Magnitude can describe the size of an angle, but here it refers to the length of a vector; that is, the linear distance along the diagonal. Calculating the length of a vector is simple; it is the Pythagorean theorem.

### 3.13.2 Unit Vector

A vector is said to be normalized when it is a unit vector. A unit vector is a vector whose magnitude is 1. It has no length and indicates only direction.

## 3.14 Conclusion

This chapter covered a broad range of subjects, none of which were examined in quite the detail any of them deserve. Nonetheless, each of them is valuable to gaming, and I have covered many of them insofar as will be immediately relevant to game programming in order to get started. This chapter marks the end of the discussion of mathematics in this book, and I recommend that, as we progress in programming and game development, the reader returns to these chapters as required in order to recap and understand how mathematics is related to gaming concepts.

# Chapter 4: C++ and Programming

## Overview

The computer is often represented by analogy to be a brain. Unlike a brain, however, a computer cannot think for itself. Whatever intelligence a computer might have, or appear to have, has been set in motion by human operatives. If a computer makes a decision, it is because it has been instructed to do so. When a user is writing a letter in a word processor or arranging a spreadsheet for accounts and decides to print the document, he or she usually does so using a keyboard shortcut or a button click. When the button is clicked, the document prints. Of course, something in between needs to occur-something, when the button is clicked, needs to instruct the computer to print. In fact, considered on a wider scale, the computer is a brain that follows instructions, and everything it does it has to be instructed to do. These instructions are written by programmers. The process by which they do this is called programming, and the language in which they communicate with a computer is called a programming language. C++ is one of many languages, and the most popular choice for games . This chapter begins our journey into the world of C++. Specifically, this chapter explains the following:

• Basics of C++

• Integrated development environments

• Visual Studio

• Code::Blocks

• Dev C++

## 4.1 Programming

Programmers are responsible, directly or indirectly, for all of the software we use. Millions across the globe communicate through email, through online messengers, and via website browsers. If it weren't for programmers, none of this would exist. If there were no programmers, those applications would sit there lifelessly doing nothing because there would be no valid instructions telling them what to do. Each time we send an email or message, we take it for granted that it will be sent and received successfully, and all subsequent emails will continue to do so in the future. Each time we write a letter, book a holiday online, or play the latest game, we tend not to think too deeply about how it works and instead we come to expect that it will work, regardless of how. Most users therefore use software all the time without realizing the intricate extents to which instructions are being fed to the computer and how fundamental those instructions are.
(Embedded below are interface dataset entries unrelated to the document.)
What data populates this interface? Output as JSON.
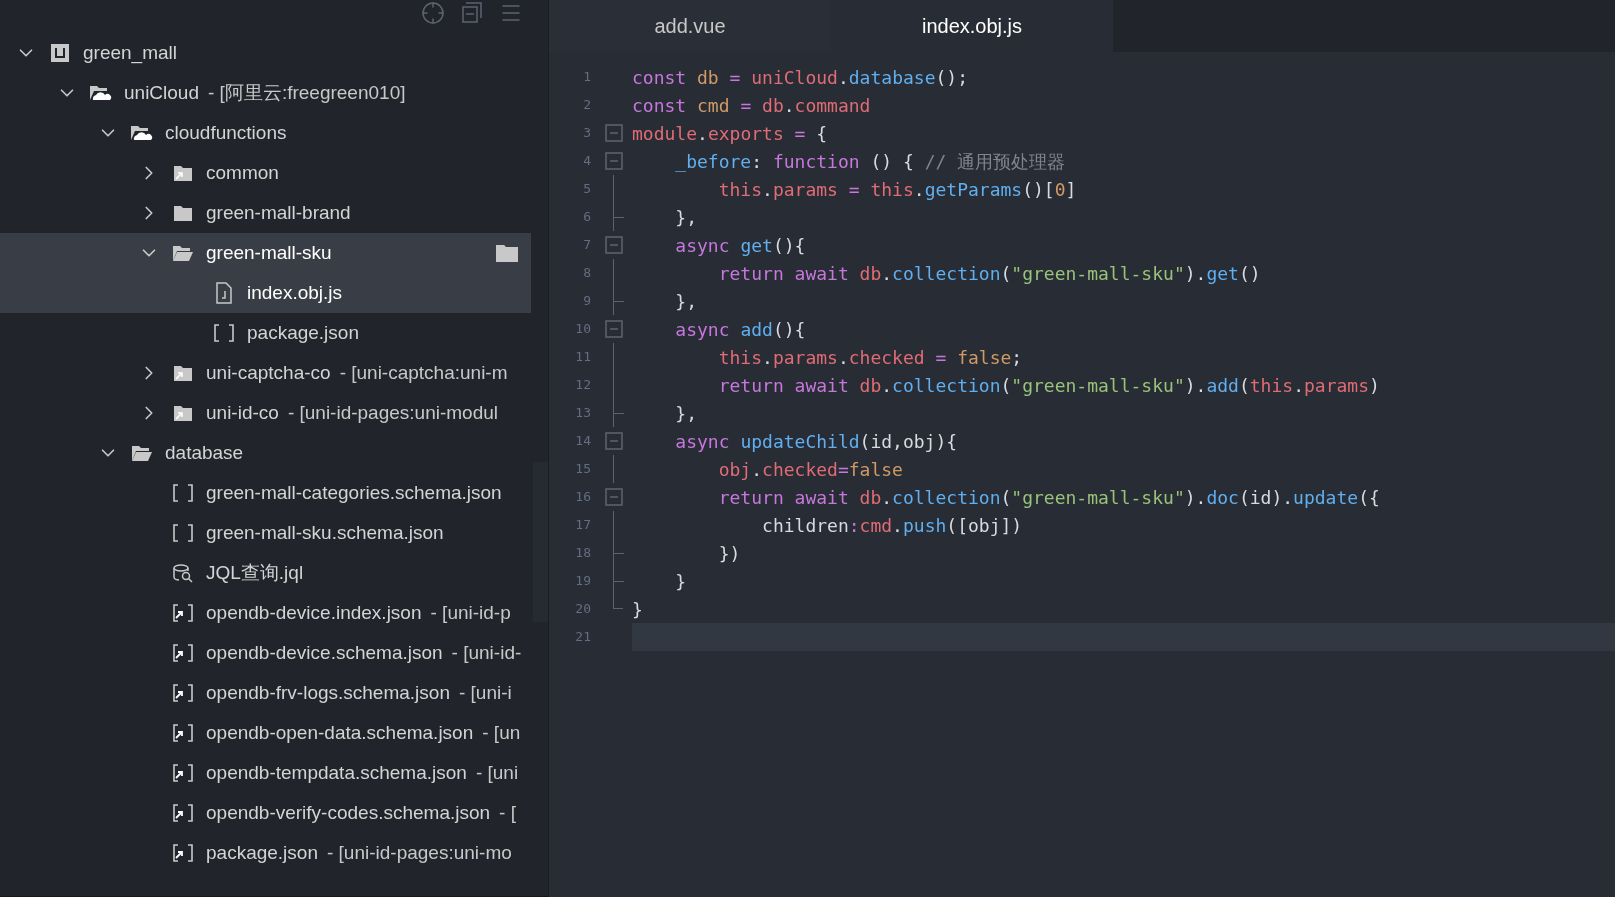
{
  "sidebar": {
    "tree": [
      {
        "name": "green_mall",
        "kind": "project",
        "expanded": true,
        "selected": false,
        "children": [
          {
            "name": "uniCloud",
            "suffix": "- [阿里云:freegreen010]",
            "kind": "cloud-folder",
            "expanded": true,
            "selected": false,
            "children": [
              {
                "name": "cloudfunctions",
                "kind": "cloud-folder",
                "expanded": true,
                "selected": false,
                "children": [
                  {
                    "name": "common",
                    "kind": "link-folder",
                    "expanded": false,
                    "selected": false
                  },
                  {
                    "name": "green-mall-brand",
                    "kind": "folder",
                    "expanded": false,
                    "selected": false
                  },
                  {
                    "name": "green-mall-sku",
                    "kind": "open-folder",
                    "expanded": true,
                    "selected": true,
                    "children": [
                      {
                        "name": "index.obj.js",
                        "kind": "js-file",
                        "selected": true
                      },
                      {
                        "name": "package.json",
                        "kind": "json-file",
                        "selected": false
                      }
                    ]
                  },
                  {
                    "name": "uni-captcha-co",
                    "suffix": "- [uni-captcha:uni-m",
                    "kind": "link-folder",
                    "expanded": false,
                    "selected": false
                  },
                  {
                    "name": "uni-id-co",
                    "suffix": "- [uni-id-pages:uni-modul",
                    "kind": "link-folder",
                    "expanded": false,
                    "selected": false
                  }
                ]
              },
              {
                "name": "database",
                "kind": "open-folder",
                "expanded": true,
                "selected": false,
                "children": [
                  {
                    "name": "green-mall-categories.schema.json",
                    "kind": "json-file",
                    "selected": false
                  },
                  {
                    "name": "green-mall-sku.schema.json",
                    "kind": "json-file",
                    "selected": false
                  },
                  {
                    "name": "JQL查询.jql",
                    "kind": "jql-file",
                    "selected": false
                  },
                  {
                    "name": "opendb-device.index.json",
                    "suffix": "- [uni-id-p",
                    "kind": "link-json",
                    "selected": false
                  },
                  {
                    "name": "opendb-device.schema.json",
                    "suffix": "- [uni-id-",
                    "kind": "link-json",
                    "selected": false
                  },
                  {
                    "name": "opendb-frv-logs.schema.json",
                    "suffix": "- [uni-i",
                    "kind": "link-json",
                    "selected": false
                  },
                  {
                    "name": "opendb-open-data.schema.json",
                    "suffix": "- [un",
                    "kind": "link-json",
                    "selected": false
                  },
                  {
                    "name": "opendb-tempdata.schema.json",
                    "suffix": "- [uni",
                    "kind": "link-json",
                    "selected": false
                  },
                  {
                    "name": "opendb-verify-codes.schema.json",
                    "suffix": "- [",
                    "kind": "link-json",
                    "selected": false
                  },
                  {
                    "name": "package.json",
                    "suffix": "- [uni-id-pages:uni-mo",
                    "kind": "link-json",
                    "selected": false
                  }
                ]
              }
            ]
          }
        ]
      }
    ]
  },
  "tabs": [
    {
      "label": "add.vue",
      "selected": false
    },
    {
      "label": "index.obj.js",
      "selected": true
    }
  ],
  "editor": {
    "lines": [
      {
        "number": "1",
        "kind": "plain",
        "current": false,
        "tokens": [
          {
            "kind": "keyword",
            "text": "const"
          },
          {
            "kind": "variable",
            "text": " db"
          },
          {
            "kind": "operator",
            "text": " ="
          },
          {
            "kind": "object",
            "text": " uniCloud"
          },
          {
            "kind": "punct",
            "text": "."
          },
          {
            "kind": "function",
            "text": "database"
          },
          {
            "kind": "punct",
            "text": "();"
          }
        ]
      },
      {
        "number": "2",
        "kind": "plain",
        "current": false,
        "tokens": [
          {
            "kind": "keyword",
            "text": "const"
          },
          {
            "kind": "variable",
            "text": " cmd"
          },
          {
            "kind": "operator",
            "text": " ="
          },
          {
            "kind": "object",
            "text": " db"
          },
          {
            "kind": "punct",
            "text": "."
          },
          {
            "kind": "object",
            "text": "command"
          }
        ]
      },
      {
        "number": "3",
        "kind": "fold",
        "current": false,
        "tokens": [
          {
            "kind": "object",
            "text": "module"
          },
          {
            "kind": "punct",
            "text": "."
          },
          {
            "kind": "object",
            "text": "exports"
          },
          {
            "kind": "operator",
            "text": " ="
          },
          {
            "kind": "punct",
            "text": " {"
          }
        ]
      },
      {
        "number": "4",
        "kind": "fold",
        "current": false,
        "tokens": [
          {
            "kind": "function",
            "text": "    _before"
          },
          {
            "kind": "punct",
            "text": ":"
          },
          {
            "kind": "keyword",
            "text": " function"
          },
          {
            "kind": "punct",
            "text": " () {"
          },
          {
            "kind": "comment",
            "text": " // 通用预处理器"
          }
        ]
      },
      {
        "number": "5",
        "kind": "bar",
        "current": false,
        "tokens": [
          {
            "kind": "object",
            "text": "        this"
          },
          {
            "kind": "punct",
            "text": "."
          },
          {
            "kind": "object",
            "text": "params"
          },
          {
            "kind": "operator",
            "text": " ="
          },
          {
            "kind": "object",
            "text": " this"
          },
          {
            "kind": "punct",
            "text": "."
          },
          {
            "kind": "function",
            "text": "getParams"
          },
          {
            "kind": "punct",
            "text": "()["
          },
          {
            "kind": "number",
            "text": "0"
          },
          {
            "kind": "punct",
            "text": "]"
          }
        ]
      },
      {
        "number": "6",
        "kind": "end",
        "current": false,
        "tokens": [
          {
            "kind": "punct",
            "text": "    },"
          }
        ]
      },
      {
        "number": "7",
        "kind": "fold",
        "current": false,
        "tokens": [
          {
            "kind": "keyword",
            "text": "    async"
          },
          {
            "kind": "function",
            "text": " get"
          },
          {
            "kind": "punct",
            "text": "(){"
          }
        ]
      },
      {
        "number": "8",
        "kind": "bar",
        "current": false,
        "tokens": [
          {
            "kind": "keyword",
            "text": "        return await"
          },
          {
            "kind": "object",
            "text": " db"
          },
          {
            "kind": "punct",
            "text": "."
          },
          {
            "kind": "function",
            "text": "collection"
          },
          {
            "kind": "punct",
            "text": "("
          },
          {
            "kind": "string",
            "text": "\"green-mall-sku\""
          },
          {
            "kind": "punct",
            "text": ")."
          },
          {
            "kind": "function",
            "text": "get"
          },
          {
            "kind": "punct",
            "text": "()"
          }
        ]
      },
      {
        "number": "9",
        "kind": "end",
        "current": false,
        "tokens": [
          {
            "kind": "punct",
            "text": "    },"
          }
        ]
      },
      {
        "number": "10",
        "kind": "fold",
        "current": false,
        "tokens": [
          {
            "kind": "keyword",
            "text": "    async"
          },
          {
            "kind": "function",
            "text": " add"
          },
          {
            "kind": "punct",
            "text": "(){"
          }
        ]
      },
      {
        "number": "11",
        "kind": "bar",
        "current": false,
        "tokens": [
          {
            "kind": "object",
            "text": "        this"
          },
          {
            "kind": "punct",
            "text": "."
          },
          {
            "kind": "object",
            "text": "params"
          },
          {
            "kind": "punct",
            "text": "."
          },
          {
            "kind": "object",
            "text": "checked"
          },
          {
            "kind": "operator",
            "text": " ="
          },
          {
            "kind": "variable",
            "text": " false"
          },
          {
            "kind": "punct",
            "text": ";"
          }
        ]
      },
      {
        "number": "12",
        "kind": "bar",
        "current": false,
        "tokens": [
          {
            "kind": "keyword",
            "text": "        return await"
          },
          {
            "kind": "object",
            "text": " db"
          },
          {
            "kind": "punct",
            "text": "."
          },
          {
            "kind": "function",
            "text": "collection"
          },
          {
            "kind": "punct",
            "text": "("
          },
          {
            "kind": "string",
            "text": "\"green-mall-sku\""
          },
          {
            "kind": "punct",
            "text": ")."
          },
          {
            "kind": "function",
            "text": "add"
          },
          {
            "kind": "punct",
            "text": "("
          },
          {
            "kind": "object",
            "text": "this"
          },
          {
            "kind": "punct",
            "text": "."
          },
          {
            "kind": "object",
            "text": "params"
          },
          {
            "kind": "punct",
            "text": ")"
          }
        ]
      },
      {
        "number": "13",
        "kind": "end",
        "current": false,
        "tokens": [
          {
            "kind": "punct",
            "text": "    },"
          }
        ]
      },
      {
        "number": "14",
        "kind": "fold",
        "current": false,
        "tokens": [
          {
            "kind": "keyword",
            "text": "    async"
          },
          {
            "kind": "function",
            "text": " updateChild"
          },
          {
            "kind": "punct",
            "text": "(id,obj){"
          }
        ]
      },
      {
        "number": "15",
        "kind": "bar",
        "current": false,
        "tokens": [
          {
            "kind": "object",
            "text": "        obj"
          },
          {
            "kind": "punct",
            "text": "."
          },
          {
            "kind": "object",
            "text": "checked"
          },
          {
            "kind": "operator",
            "text": "="
          },
          {
            "kind": "variable",
            "text": "false"
          }
        ]
      },
      {
        "number": "16",
        "kind": "fold",
        "current": false,
        "tokens": [
          {
            "kind": "keyword",
            "text": "        return await"
          },
          {
            "kind": "object",
            "text": " db"
          },
          {
            "kind": "punct",
            "text": "."
          },
          {
            "kind": "function",
            "text": "collection"
          },
          {
            "kind": "punct",
            "text": "("
          },
          {
            "kind": "string",
            "text": "\"green-mall-sku\""
          },
          {
            "kind": "punct",
            "text": ")."
          },
          {
            "kind": "function",
            "text": "doc"
          },
          {
            "kind": "punct",
            "text": "(id)."
          },
          {
            "kind": "function",
            "text": "update"
          },
          {
            "kind": "punct",
            "text": "({"
          }
        ]
      },
      {
        "number": "17",
        "kind": "bar",
        "current": false,
        "tokens": [
          {
            "kind": "punct",
            "text": "            children"
          },
          {
            "kind": "operator",
            "text": ":"
          },
          {
            "kind": "object",
            "text": "cmd"
          },
          {
            "kind": "punct",
            "text": "."
          },
          {
            "kind": "function",
            "text": "push"
          },
          {
            "kind": "punct",
            "text": "([obj])"
          }
        ]
      },
      {
        "number": "18",
        "kind": "end",
        "current": false,
        "tokens": [
          {
            "kind": "punct",
            "text": "        })"
          }
        ]
      },
      {
        "number": "19",
        "kind": "end",
        "current": false,
        "tokens": [
          {
            "kind": "punct",
            "text": "    }"
          }
        ]
      },
      {
        "number": "20",
        "kind": "corner",
        "current": false,
        "tokens": [
          {
            "kind": "punct",
            "text": "}"
          }
        ]
      },
      {
        "number": "21",
        "kind": "plain",
        "current": true
      }
    ]
  }
}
This book focuses on the language of C++ in the context of programming games . It follows that C++ is used to send instructions to the computer to determine how a computer should present a game to the user . Hopefully, if we've done our job properly as programmers, it'll be a game that works. In order for a game to work, we must provide the computer with appropriate instructions. We've said the instructions are called programming, but this is more technically called source code , sometimes abbreviated by programmers to either source or code . Let's say we're making a game where a man runs along shooting baddies and can jump from platform to platform. The computer needs to be told how to accomplish this and it will be told how to do so via source code. For example, if the player wishes to jump, the computer must be told how this is to occur. The figure must be launched into the air and then, under the influence of gravity, it must return to the ground. In short, programming is an ambitious task that can be as challenging as it is fascinating.